Sony posted huge sales numbers for its flagship console and its software this holiday season. The numbers, however, dropped compared to the same season last year.
The gaming giant announced that it sold 5.9 million PlayStation 4 (PS4) units during the season. With the holiday output, Sony pushed the total global PS4 sales to 73.6 million units as of Dec. 31, 2017, Gamespot reported. Despite the impressive numbers, the company fell short of matching and exceeding the output from the holiday season from a year ago, which stood at 6.2 million PS4 units sold.

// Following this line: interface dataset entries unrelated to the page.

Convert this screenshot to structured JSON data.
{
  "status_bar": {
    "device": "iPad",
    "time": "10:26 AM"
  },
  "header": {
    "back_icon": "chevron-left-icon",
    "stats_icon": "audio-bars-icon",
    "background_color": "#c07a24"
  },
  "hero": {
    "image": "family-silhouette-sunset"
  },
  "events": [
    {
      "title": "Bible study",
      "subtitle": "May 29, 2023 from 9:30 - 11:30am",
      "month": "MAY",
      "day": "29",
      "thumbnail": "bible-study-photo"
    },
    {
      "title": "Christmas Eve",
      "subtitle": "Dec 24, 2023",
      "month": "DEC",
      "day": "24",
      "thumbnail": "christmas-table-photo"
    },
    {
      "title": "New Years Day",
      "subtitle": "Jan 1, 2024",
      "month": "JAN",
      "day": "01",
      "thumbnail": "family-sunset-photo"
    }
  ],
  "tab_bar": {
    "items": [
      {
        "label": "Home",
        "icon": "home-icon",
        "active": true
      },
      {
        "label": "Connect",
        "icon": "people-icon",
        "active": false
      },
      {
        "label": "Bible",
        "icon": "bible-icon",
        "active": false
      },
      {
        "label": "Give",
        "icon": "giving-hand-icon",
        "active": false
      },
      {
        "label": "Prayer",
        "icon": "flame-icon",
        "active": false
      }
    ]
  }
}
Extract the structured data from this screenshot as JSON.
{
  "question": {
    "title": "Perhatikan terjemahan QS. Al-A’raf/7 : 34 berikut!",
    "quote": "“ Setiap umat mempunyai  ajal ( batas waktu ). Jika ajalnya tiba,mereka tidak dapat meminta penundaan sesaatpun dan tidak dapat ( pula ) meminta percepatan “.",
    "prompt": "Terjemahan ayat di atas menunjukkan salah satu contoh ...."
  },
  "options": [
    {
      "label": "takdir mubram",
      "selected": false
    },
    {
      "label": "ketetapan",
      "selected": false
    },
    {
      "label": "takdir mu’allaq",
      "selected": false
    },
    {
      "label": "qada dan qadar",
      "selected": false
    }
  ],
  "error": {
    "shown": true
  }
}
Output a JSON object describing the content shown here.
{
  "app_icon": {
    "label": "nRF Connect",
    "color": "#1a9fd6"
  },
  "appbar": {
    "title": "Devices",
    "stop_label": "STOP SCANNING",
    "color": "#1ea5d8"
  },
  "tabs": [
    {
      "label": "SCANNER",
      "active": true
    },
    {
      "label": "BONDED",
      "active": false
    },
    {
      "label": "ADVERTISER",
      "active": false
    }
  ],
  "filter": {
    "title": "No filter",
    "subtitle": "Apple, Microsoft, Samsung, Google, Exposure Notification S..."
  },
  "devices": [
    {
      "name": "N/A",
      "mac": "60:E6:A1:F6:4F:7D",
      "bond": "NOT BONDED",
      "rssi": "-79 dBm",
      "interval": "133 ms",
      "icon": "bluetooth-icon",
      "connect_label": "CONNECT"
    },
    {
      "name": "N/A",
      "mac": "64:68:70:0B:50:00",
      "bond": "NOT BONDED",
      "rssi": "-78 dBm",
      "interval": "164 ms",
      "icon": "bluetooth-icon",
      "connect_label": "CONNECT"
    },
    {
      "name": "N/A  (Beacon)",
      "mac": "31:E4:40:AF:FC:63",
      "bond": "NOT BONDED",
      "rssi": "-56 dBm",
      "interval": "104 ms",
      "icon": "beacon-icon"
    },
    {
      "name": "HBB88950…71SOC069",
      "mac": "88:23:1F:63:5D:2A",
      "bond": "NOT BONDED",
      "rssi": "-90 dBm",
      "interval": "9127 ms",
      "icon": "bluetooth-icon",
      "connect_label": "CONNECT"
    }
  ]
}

Software sales, on the other hand, went up this season, as 55.9 million PS4 games were sold this season compared to 50.4 million from last year. The units sold covered both digital and in-store sales, the report added. The total number of PS4 games sold now stands at a whopping 645 million units.
"Thanks to the continued support from our fans across the globe, we are honored to announce remarkable sales during the holiday season," said Sony Interactive Entertainment president John Kodera in a statement published by PRNewswire last December. "PlayStation Network continues to demonstrate spectacular growth, with the number of PlayStation Plus subscribers surpassing 31.5 million, and PS Store recording its largest-ever monthly sales of content in December 2017," Kodera also noted.
The Sony boss also thanked the gaming community, as well as the company's partners for their successful year. He also promised to bring in "more amazing experiences" to fans and to release "exclusive games and innovative network services, as PS4 continues to flourish as the best place to play."
Meanwhile, the Gamespot report noted that the Sony still has to put in more effort if it wants to surpass the total global sales of the PS3. The console has sold over 80 million units since its introduction in November of 2016. Competition, however, has become very stiff, with the arrival of the Nintendo Switch last year.
Nintendo's flagship console has already become the best-selling gaming unit in U.S. history over its first 10 months since introduction.